Our current tax system is a messy, complicated, costly mess. It’s so convoluted and counterproductive that it could only result from decade upon decade of misguided work done by politicians.
But now we have a person seeking the Republican presidential nod who, until this campaign, has not been a politician. Herman Cain has offered the “9-9-9” plan for tax simplification.
It’s tempting to sign on. After all, we certainly need to toss out the current code for something fairer and simpler, that’s pro-investment, pro-business, and pro-growth. A summary of the 9-9-9 plan proclaims: “According to former Reagan Treasury official Gary Robbins, of Fiscal Associates, the 9-9-9 Plan will expand GDP by $2 trillion, create 6 million new jobs, increase business investment by one third, and increase wages by 10 percent.”
Besides, Cain must know what he’s doing given his business background, right? After all, he had success working for Coca-Cola and Pillsbury, and as president and CEO, he turned around Godfather’s Pizza and then led his management team in a buyout of the company.
However, there’s more to Cain’s 9-9-9 than one might catch from an initial, perhaps pleasing glance.
The current tax code indeed would be thrown away. For example, Cain would end payroll taxes, capital gains taxes, the death tax, and double taxation of dividends. In addition, expensing of business investment (i.e., writing off capital spending in the year made) would be allowed for all firms. Those certainly are huge plusses for risk taking, economic growth and job creation.
Then comes the 9-9-9 part of the plan. Three taxes would be imposed.
The personal income tax would continue, but with a flat rate of 9 percent. Only charitable deductions would be allowed. Again, this would be a huge improvement over the current progressive income tax, with rates reaching 35 percent, along with a 2.9 percent Medicare payroll tax, and even higher rates to come under ObamaCare and the President’s tax agenda. Under Cain’s income tax, the incentives for working and entrepreneurship would be given a big boost.
Unfortunately, the other two “9s,” and how they would combine with an income tax, are where the Cain plan presents serious risks for taxpayers and the economy in the long run.
While the corporate income tax would go away, businesses would pay a 9 percent value added tax. That is, the 9 percent tax would be applied to, as explained in the plan, “Gross income less all purchases from other U.S. located businesses, all capital investment, and net exports.” The U.S. does not have a value added tax, and for good reason. It’s a powerful revenue raiser. And especially since it is hidden from the eyes of consumers, it’s an easy tax to increase.

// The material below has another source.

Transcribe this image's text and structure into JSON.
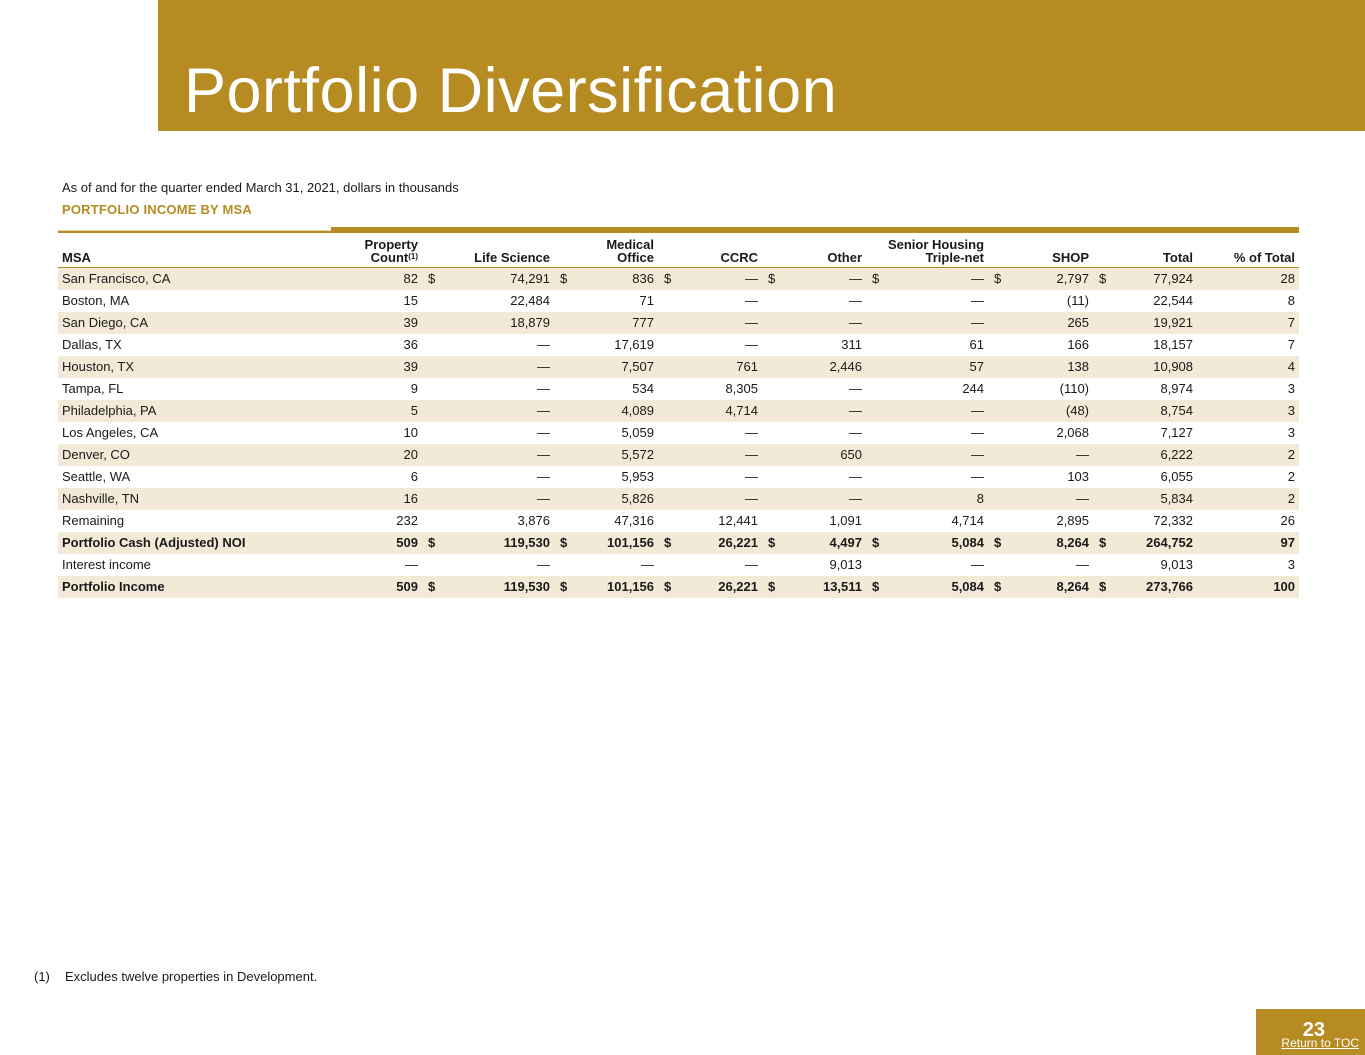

And the third “9” would be a 9 percent retail sales tax. From an economics perspective, retail sales taxes make sense because they impose taxes at the end point of the economic process, that is, at consumption. But a retail sales tax, on top of a VAT and state and local sales taxes, would point to a heavy tax burden on consumption. Any tax has negative effects on the economy. And while a consumption tax offers the fewest problems, negatives still mount as the tax burden climbs.
Most troubling is the fact that government’s big three taxes would be imposed on consumers and businesses under the Cain plan. While starting out at low rates, nothing would stop politicians from hiking each of these levies. Whereby today, federal elected officials are basically limited to screwing up the economy via income-based taxes, under Cain’s plan, they would have income, VAT and sales taxes at their disposal with which to wreak havoc.
The only Cain-like plan safe for current and future economic growth would repeal the 16th Amendment to the U.S. Constitution that allows for an income tax, and then move to a consumption-based tax, preferably the retail sales tax as opposed to the hidden VAT.
Interestingly, Herman Cain seems to understand this. His tax plan actually does not stop at 9-9-9. Instead, Cain states in the plan: “Amidst a backdrop of the economic renewal created by the 9-9-9 Plan, I will begin the process of educating the American people on the benefits of continuing the next step to the Fair Tax.” That is, he eventually would replace individual and corporate income taxes, repeal the Sixteenth Amendment, and impose a retail sales levy.
Nice idea. Indeed, as an economist, I love it. But political reality makes a repeal of the 16th amendment quite unlikely. Not only do vast interests have a stake in maintaining an income tax — especially since it’s such a powerful fuel for big government — but to raise similar revenues as the current system does, the retail sales tax rate would have to approach or even exceed 30 percent, as estimated by the report done for Cain’s tax plan. Throw in state and local sales taxes, and this creates massive incentives for tax avoidance.
Herman Cain’s tax plan has the virtue of pointing the tax policy debate in the right direction, but as a final product, it simply would not be a sound in economic or political terms.
Raymond J. Keating is the chief economist for the Small Business & Entrepreneurship Council. His new book — “Chuck” vs. the Business World: Business Tips on TV — has just been published.